**PROBLEM TO WORK ON**:
Find the lines below holding the word "Times" and copy each of them.

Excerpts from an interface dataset
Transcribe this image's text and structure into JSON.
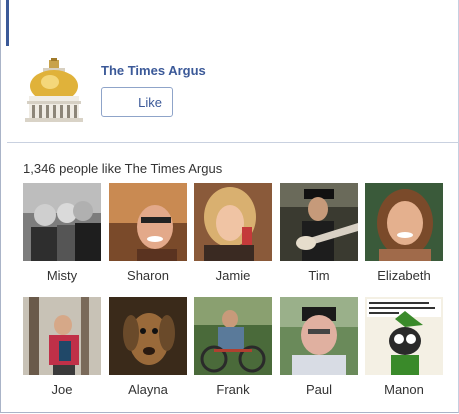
{
  "page": {
    "name": "The Times Argus",
    "like_label": "Like"
  },
  "fans": {
    "count_text": "1,346 people like The Times Argus",
    "people": [
      {
        "name": "Misty"
      },
      {
        "name": "Sharon"
      },
      {
        "name": "Jamie"
      },
      {
        "name": "Tim"
      },
      {
        "name": "Elizabeth"
      },
      {
        "name": "Joe"
      },
      {
        "name": "Alayna"
      },
      {
        "name": "Frank"
      },
      {
        "name": "Paul"
      },
      {
        "name": "Manon"
      }
    ]
  },
  "colors": {
    "link": "#3b5998",
    "border": "#aab4c8"
  }
}
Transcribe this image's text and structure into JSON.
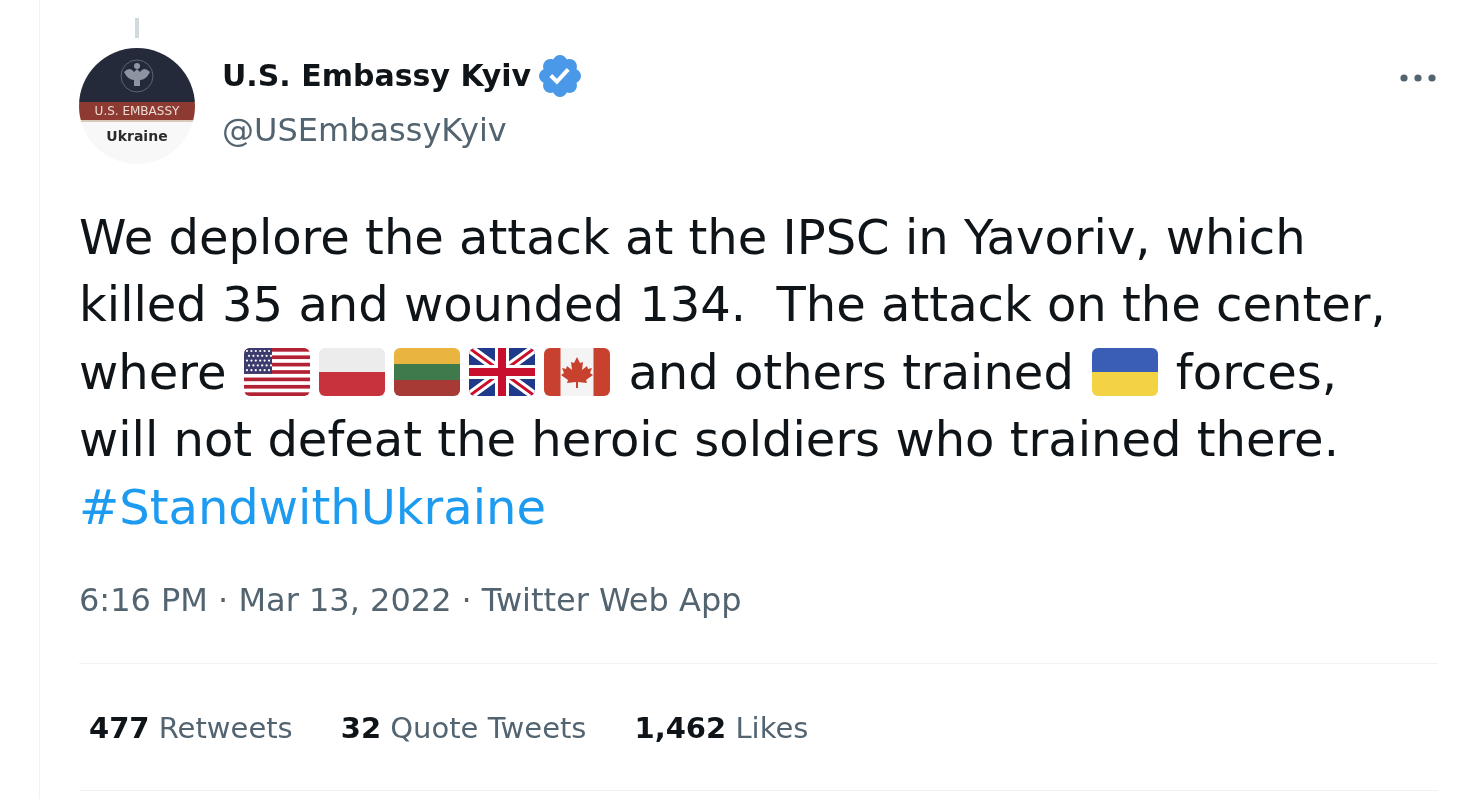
{
  "author": {
    "avatar": {
      "banner": "U.S. EMBASSY",
      "caption": "Ukraine"
    },
    "name": "U.S. Embassy Kyiv",
    "verified": true,
    "handle": "@USEmbassyKyiv"
  },
  "tweet": {
    "lines": [
      {
        "segments": [
          {
            "kind": "text",
            "text": "We deplore the attack at the IPSC in Yavoriv, which"
          }
        ]
      },
      {
        "segments": [
          {
            "kind": "text",
            "text": "killed 35 and wounded 134.  The attack on the center,"
          }
        ]
      },
      {
        "segments": [
          {
            "kind": "text",
            "text": "where"
          },
          {
            "kind": "usflag"
          },
          {
            "kind": "plflag"
          },
          {
            "kind": "ltflag"
          },
          {
            "kind": "ukflag"
          },
          {
            "kind": "caflag"
          },
          {
            "kind": "text",
            "text": "and others trained"
          },
          {
            "kind": "uaflag"
          },
          {
            "kind": "text",
            "text": "forces,"
          }
        ]
      },
      {
        "segments": [
          {
            "kind": "text",
            "text": "will not defeat the heroic soldiers who trained there."
          }
        ]
      },
      {
        "segments": [
          {
            "kind": "hashtag",
            "text": "#StandwithUkraine"
          }
        ]
      }
    ]
  },
  "meta": {
    "time": "6:16 PM · Mar 13, 2022",
    "separator": "·",
    "source": "Twitter Web App"
  },
  "stats": [
    {
      "count": "477",
      "label": "Retweets"
    },
    {
      "count": "32",
      "label": "Quote Tweets"
    },
    {
      "count": "1,462",
      "label": "Likes"
    }
  ]
}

**RESULT FOR THIS TASK**:
    "name": "The Times Argus",
    "count_text": "1,346 people like The Times Argus",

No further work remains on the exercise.